More than 300 of them are long-term beneficiaries of the Croatian Red Cross, which supplied them on arrival with stoves, beds and mattresses. Thereafter, Red Cross mobile teams have been distributing monthly family food parcels to the returnees, helping with basic house repairs and providing psychological counselling. When needed, they provide a shuttle service for people living in remote areas so that they can go to the towns for medical check-ups or to deal with administrative issues.

By law, Nenad and his parents are entitled to a six-month returnee status, during which they are helped to solve their administrative situation and receive assistance from the state. Beyond that period, they are expected to reintegrate into society.

Serb refugees who left Croatia and those who remained behind both benefited from regular assistance from the Red Cross.


Legacy of conflict

The reality has proven more difficult. In Dvor alone, of the 8,000 inhabitants only 200 are employed. More than half of these work for the local authority, the rest have jobs in a small wood-processing factory or on a chicken farm. Little investment is expected in this mainly agricultural region, where the threat of landmines is real.

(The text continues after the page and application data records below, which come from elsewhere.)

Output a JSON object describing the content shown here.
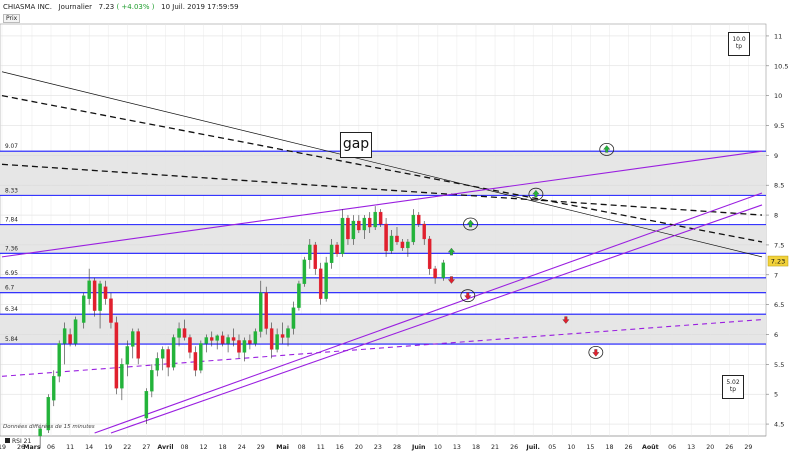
{
  "header": {
    "name": "CHIASMA INC.",
    "period": "Journalier",
    "price": "7.23",
    "change": "( +4.03% )",
    "datetime": "10 Juil. 2019 17:59:59"
  },
  "price_tab": "Prix",
  "footnote": "Données différées de 15 minutes",
  "rsi_label": "RSI 21",
  "annotations": {
    "gap": "gap",
    "box_top": [
      "10.0",
      "tp"
    ],
    "box_bottom": [
      "5.02",
      "tp"
    ]
  },
  "colors": {
    "up": "#23b33a",
    "down": "#e0202e",
    "support": "#1a1aff",
    "channel": "#9a1fe0",
    "trend": "#111111",
    "band": "#e6e6e6",
    "price_badge": "#f2d23a"
  },
  "chart_data": {
    "type": "candlestick",
    "ylim": [
      4.3,
      11.2
    ],
    "yticks": [
      "11",
      "10.5",
      "10",
      "9.5",
      "9",
      "8.5",
      "8",
      "7.5",
      "7",
      "6.5",
      "6",
      "5.5",
      "5",
      "4.5"
    ],
    "last_price": "7.23",
    "horizontal_levels": [
      {
        "value": 9.07,
        "label": "9.07"
      },
      {
        "value": 8.33,
        "label": "8.33"
      },
      {
        "value": 7.84,
        "label": "7.84"
      },
      {
        "value": 7.36,
        "label": "7.36"
      },
      {
        "value": 6.95,
        "label": "6.95"
      },
      {
        "value": 6.7,
        "label": "6.7"
      },
      {
        "value": 6.34,
        "label": "6.34"
      },
      {
        "value": 5.84,
        "label": "5.84"
      }
    ],
    "x_ticks": [
      {
        "day": 0,
        "label": "19"
      },
      {
        "day": 7,
        "label": "26"
      },
      {
        "day": 11,
        "label": "Mars"
      },
      {
        "day": 18,
        "label": "06"
      },
      {
        "day": 25,
        "label": "11"
      },
      {
        "day": 32,
        "label": "14"
      },
      {
        "day": 39,
        "label": "19"
      },
      {
        "day": 46,
        "label": "22"
      },
      {
        "day": 53,
        "label": "27"
      },
      {
        "day": 60,
        "label": "Avril"
      },
      {
        "day": 67,
        "label": "08"
      },
      {
        "day": 74,
        "label": "12"
      },
      {
        "day": 81,
        "label": "18"
      },
      {
        "day": 88,
        "label": "24"
      },
      {
        "day": 95,
        "label": "29"
      },
      {
        "day": 103,
        "label": "Mai"
      },
      {
        "day": 110,
        "label": "08"
      },
      {
        "day": 117,
        "label": "11"
      },
      {
        "day": 124,
        "label": "16"
      },
      {
        "day": 131,
        "label": "20"
      },
      {
        "day": 138,
        "label": "23"
      },
      {
        "day": 145,
        "label": "28"
      },
      {
        "day": 153,
        "label": "Juin"
      },
      {
        "day": 160,
        "label": "10"
      },
      {
        "day": 167,
        "label": "13"
      },
      {
        "day": 174,
        "label": "18"
      },
      {
        "day": 181,
        "label": "21"
      },
      {
        "day": 188,
        "label": "26"
      },
      {
        "day": 195,
        "label": "Juil."
      },
      {
        "day": 202,
        "label": "05"
      },
      {
        "day": 209,
        "label": "10"
      },
      {
        "day": 216,
        "label": "15"
      },
      {
        "day": 223,
        "label": "18"
      },
      {
        "day": 230,
        "label": "26"
      },
      {
        "day": 238,
        "label": "Août"
      },
      {
        "day": 246,
        "label": "06"
      },
      {
        "day": 253,
        "label": "13"
      },
      {
        "day": 260,
        "label": "20"
      },
      {
        "day": 267,
        "label": "26"
      },
      {
        "day": 274,
        "label": "29"
      }
    ],
    "x_range": [
      0,
      279
    ],
    "candles": [
      {
        "day": 14,
        "o": 4.3,
        "h": 4.45,
        "l": 4.1,
        "c": 4.42
      },
      {
        "day": 17,
        "o": 4.4,
        "h": 5.0,
        "l": 4.35,
        "c": 4.95
      },
      {
        "day": 19,
        "o": 4.9,
        "h": 5.4,
        "l": 4.8,
        "c": 5.3
      },
      {
        "day": 21,
        "o": 5.3,
        "h": 5.9,
        "l": 5.2,
        "c": 5.85
      },
      {
        "day": 23,
        "o": 5.85,
        "h": 6.2,
        "l": 5.5,
        "c": 6.1
      },
      {
        "day": 25,
        "o": 6.0,
        "h": 6.1,
        "l": 5.8,
        "c": 5.85
      },
      {
        "day": 27,
        "o": 5.85,
        "h": 6.3,
        "l": 5.8,
        "c": 6.25
      },
      {
        "day": 30,
        "o": 6.2,
        "h": 6.7,
        "l": 6.1,
        "c": 6.65
      },
      {
        "day": 32,
        "o": 6.6,
        "h": 7.1,
        "l": 6.5,
        "c": 6.9
      },
      {
        "day": 34,
        "o": 6.9,
        "h": 6.95,
        "l": 6.3,
        "c": 6.4
      },
      {
        "day": 36,
        "o": 6.4,
        "h": 6.9,
        "l": 6.1,
        "c": 6.85
      },
      {
        "day": 38,
        "o": 6.8,
        "h": 6.9,
        "l": 6.5,
        "c": 6.6
      },
      {
        "day": 40,
        "o": 6.6,
        "h": 6.7,
        "l": 6.1,
        "c": 6.2
      },
      {
        "day": 42,
        "o": 6.2,
        "h": 6.3,
        "l": 5.0,
        "c": 5.1
      },
      {
        "day": 44,
        "o": 5.1,
        "h": 5.6,
        "l": 4.9,
        "c": 5.5
      },
      {
        "day": 46,
        "o": 5.5,
        "h": 5.9,
        "l": 5.3,
        "c": 5.8
      },
      {
        "day": 48,
        "o": 5.8,
        "h": 6.1,
        "l": 5.6,
        "c": 6.05
      },
      {
        "day": 50,
        "o": 6.05,
        "h": 6.1,
        "l": 5.5,
        "c": 5.6
      },
      {
        "day": 53,
        "o": 4.6,
        "h": 5.1,
        "l": 4.5,
        "c": 5.05
      },
      {
        "day": 55,
        "o": 5.05,
        "h": 5.5,
        "l": 4.95,
        "c": 5.4
      },
      {
        "day": 57,
        "o": 5.4,
        "h": 5.7,
        "l": 5.3,
        "c": 5.6
      },
      {
        "day": 59,
        "o": 5.6,
        "h": 5.8,
        "l": 5.4,
        "c": 5.75
      },
      {
        "day": 61,
        "o": 5.75,
        "h": 5.8,
        "l": 5.3,
        "c": 5.45
      },
      {
        "day": 63,
        "o": 5.45,
        "h": 6.0,
        "l": 5.4,
        "c": 5.95
      },
      {
        "day": 65,
        "o": 5.95,
        "h": 6.2,
        "l": 5.8,
        "c": 6.1
      },
      {
        "day": 67,
        "o": 6.1,
        "h": 6.25,
        "l": 5.9,
        "c": 5.95
      },
      {
        "day": 69,
        "o": 5.95,
        "h": 6.0,
        "l": 5.6,
        "c": 5.7
      },
      {
        "day": 71,
        "o": 5.7,
        "h": 5.8,
        "l": 5.3,
        "c": 5.4
      },
      {
        "day": 73,
        "o": 5.4,
        "h": 5.9,
        "l": 5.35,
        "c": 5.85
      },
      {
        "day": 75,
        "o": 5.85,
        "h": 6.0,
        "l": 5.7,
        "c": 5.95
      },
      {
        "day": 77,
        "o": 5.95,
        "h": 6.05,
        "l": 5.8,
        "c": 5.9
      },
      {
        "day": 79,
        "o": 5.9,
        "h": 6.0,
        "l": 5.75,
        "c": 5.98
      },
      {
        "day": 81,
        "o": 5.98,
        "h": 6.05,
        "l": 5.8,
        "c": 5.85
      },
      {
        "day": 83,
        "o": 5.85,
        "h": 6.0,
        "l": 5.7,
        "c": 5.95
      },
      {
        "day": 85,
        "o": 5.95,
        "h": 6.1,
        "l": 5.8,
        "c": 5.9
      },
      {
        "day": 87,
        "o": 5.9,
        "h": 6.0,
        "l": 5.6,
        "c": 5.7
      },
      {
        "day": 89,
        "o": 5.7,
        "h": 5.95,
        "l": 5.55,
        "c": 5.9
      },
      {
        "day": 91,
        "o": 5.9,
        "h": 6.0,
        "l": 5.75,
        "c": 5.85
      },
      {
        "day": 93,
        "o": 5.85,
        "h": 6.1,
        "l": 5.8,
        "c": 6.05
      },
      {
        "day": 95,
        "o": 6.05,
        "h": 6.9,
        "l": 5.95,
        "c": 6.7
      },
      {
        "day": 97,
        "o": 6.7,
        "h": 6.8,
        "l": 6.0,
        "c": 6.1
      },
      {
        "day": 99,
        "o": 6.1,
        "h": 6.2,
        "l": 5.6,
        "c": 5.75
      },
      {
        "day": 101,
        "o": 5.75,
        "h": 6.1,
        "l": 5.7,
        "c": 6.0
      },
      {
        "day": 103,
        "o": 6.0,
        "h": 6.2,
        "l": 5.85,
        "c": 5.95
      },
      {
        "day": 105,
        "o": 5.95,
        "h": 6.15,
        "l": 5.8,
        "c": 6.1
      },
      {
        "day": 107,
        "o": 6.1,
        "h": 6.55,
        "l": 6.0,
        "c": 6.45
      },
      {
        "day": 109,
        "o": 6.45,
        "h": 6.9,
        "l": 6.4,
        "c": 6.85
      },
      {
        "day": 111,
        "o": 6.85,
        "h": 7.3,
        "l": 6.8,
        "c": 7.25
      },
      {
        "day": 113,
        "o": 7.25,
        "h": 7.6,
        "l": 7.1,
        "c": 7.5
      },
      {
        "day": 115,
        "o": 7.5,
        "h": 7.55,
        "l": 7.0,
        "c": 7.1
      },
      {
        "day": 117,
        "o": 7.1,
        "h": 7.2,
        "l": 6.5,
        "c": 6.6
      },
      {
        "day": 119,
        "o": 6.6,
        "h": 7.3,
        "l": 6.55,
        "c": 7.2
      },
      {
        "day": 121,
        "o": 7.2,
        "h": 7.6,
        "l": 7.1,
        "c": 7.5
      },
      {
        "day": 123,
        "o": 7.5,
        "h": 7.55,
        "l": 7.3,
        "c": 7.35
      },
      {
        "day": 125,
        "o": 7.35,
        "h": 8.1,
        "l": 7.3,
        "c": 7.95
      },
      {
        "day": 127,
        "o": 7.95,
        "h": 8.0,
        "l": 7.5,
        "c": 7.6
      },
      {
        "day": 129,
        "o": 7.6,
        "h": 8.0,
        "l": 7.5,
        "c": 7.9
      },
      {
        "day": 131,
        "o": 7.9,
        "h": 8.0,
        "l": 7.7,
        "c": 7.75
      },
      {
        "day": 133,
        "o": 7.75,
        "h": 8.0,
        "l": 7.6,
        "c": 7.95
      },
      {
        "day": 135,
        "o": 7.95,
        "h": 8.05,
        "l": 7.7,
        "c": 7.8
      },
      {
        "day": 137,
        "o": 7.8,
        "h": 8.15,
        "l": 7.75,
        "c": 8.05
      },
      {
        "day": 139,
        "o": 8.05,
        "h": 8.1,
        "l": 7.8,
        "c": 7.85
      },
      {
        "day": 141,
        "o": 7.85,
        "h": 7.95,
        "l": 7.3,
        "c": 7.4
      },
      {
        "day": 143,
        "o": 7.4,
        "h": 7.75,
        "l": 7.35,
        "c": 7.65
      },
      {
        "day": 145,
        "o": 7.65,
        "h": 7.8,
        "l": 7.5,
        "c": 7.55
      },
      {
        "day": 147,
        "o": 7.55,
        "h": 7.6,
        "l": 7.4,
        "c": 7.45
      },
      {
        "day": 149,
        "o": 7.45,
        "h": 7.6,
        "l": 7.3,
        "c": 7.55
      },
      {
        "day": 151,
        "o": 7.55,
        "h": 8.1,
        "l": 7.5,
        "c": 8.0
      },
      {
        "day": 153,
        "o": 8.0,
        "h": 8.05,
        "l": 7.8,
        "c": 7.85
      },
      {
        "day": 155,
        "o": 7.85,
        "h": 7.9,
        "l": 7.5,
        "c": 7.6
      },
      {
        "day": 157,
        "o": 7.6,
        "h": 7.65,
        "l": 7.0,
        "c": 7.1
      },
      {
        "day": 159,
        "o": 7.1,
        "h": 7.15,
        "l": 6.85,
        "c": 6.95
      },
      {
        "day": 162,
        "o": 6.95,
        "h": 7.25,
        "l": 6.9,
        "c": 7.2
      }
    ],
    "price_line": {
      "from": {
        "day": 1,
        "value": 5.3
      },
      "to": {
        "day": 279,
        "value": 6.25
      }
    },
    "trend_lines": [
      {
        "style": "solid",
        "color": "trend",
        "from": {
          "day": 0,
          "value": 10.4
        },
        "to": {
          "day": 279,
          "value": 7.3
        }
      },
      {
        "style": "dashed",
        "color": "trend",
        "from": {
          "day": 0,
          "value": 10.0
        },
        "to": {
          "day": 279,
          "value": 7.55
        }
      },
      {
        "style": "dashed",
        "color": "trend",
        "from": {
          "day": 0,
          "value": 8.85
        },
        "to": {
          "day": 279,
          "value": 8.0
        }
      }
    ],
    "channel_lines": [
      {
        "style": "solid",
        "from": {
          "day": 0,
          "value": 7.3
        },
        "to": {
          "day": 279,
          "value": 9.07
        }
      },
      {
        "style": "solid",
        "from": {
          "day": 34,
          "value": 4.35
        },
        "to": {
          "day": 279,
          "value": 8.37
        }
      },
      {
        "style": "solid",
        "from": {
          "day": 40,
          "value": 4.35
        },
        "to": {
          "day": 279,
          "value": 8.17
        }
      },
      {
        "style": "dashed",
        "from": {
          "day": 0,
          "value": 5.3
        },
        "to": {
          "day": 279,
          "value": 6.25
        }
      }
    ],
    "markers": [
      {
        "day": 165,
        "value": 7.38,
        "kind": "up-arrow",
        "ringed": false
      },
      {
        "day": 165,
        "value": 6.92,
        "kind": "down-arrow",
        "ringed": false
      },
      {
        "day": 171,
        "value": 6.65,
        "kind": "down-arrow",
        "ringed": true
      },
      {
        "day": 172,
        "value": 7.85,
        "kind": "up-arrow",
        "ringed": true
      },
      {
        "day": 196,
        "value": 8.35,
        "kind": "up-arrow",
        "ringed": true
      },
      {
        "day": 207,
        "value": 6.25,
        "kind": "down-arrow",
        "ringed": false
      },
      {
        "day": 218,
        "value": 5.7,
        "kind": "down-arrow",
        "ringed": true
      },
      {
        "day": 222,
        "value": 9.1,
        "kind": "up-arrow",
        "ringed": true
      }
    ]
  }
}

"Some 4,500 square kilometres are contaminated, and demining activities during the first six months of 2000 cleared only 24 square kilometres. At this rate, it will take 30 years to clear the whole area," says the ICRC's Nela Sefic.

So far, 1,517 people have been disabled by mines in Croatia and adults are most at risk. In order to prevent more incidents, the ICRC and Croatian Red Cross are running a community-based mine awareness programme, which is being promoted at national level, with respected celebrities participating in Red Cross events and Croatian television broadcasting mine awareness spots free of charge.

The needs of the most vulnerable exceed by far the capacities of the National Society. "We only have enough food to assist 6,000 of the 67,000 potential beneficiaries," says Vera Golubovic, who is in charge of humanitarian assistance at the Croatian Red Cross. "A mouse could starve in some of our warehouses."

And Vera's concern doesn't stop there: "If we want to rebuild trust and confidence among people, we also need to provide fair assistance to those Croatians who are also extremely vulnerable."

The final step

"The fact that people cross the border between the two former enemy countries is a sign that normality is returning. When the general economic situation improves, they will decide to settle definitively, one side or the other," says Bogdan Dumitru, the Federation's programme coordinator in Yugoslavia. A subregional appeal to support the repatriation and integration programmes of the National Societies of Croatia, the Federal Republic of Yugoslavia and Bosnia and Herzegovina has just been launched by the Federation.

After a week in Croatia, Djordje returned to Belgrade, to the dead-end street in the city suburb, to the 30-square-metre wooden hut with the dark, narrow corridor and the damp cement floor covered with a thin carpet, to his wife and daughters. He puts the bag of apples from their house in Croatia on the table and announces: "I think it's time for us to go home, too."

Andrei Neacsu
Andrei Neacsu is a Federation information-delegate based in Belgrade.

Top | Contact Us | Credits | Current issue | Webmaster

2000 | Copyright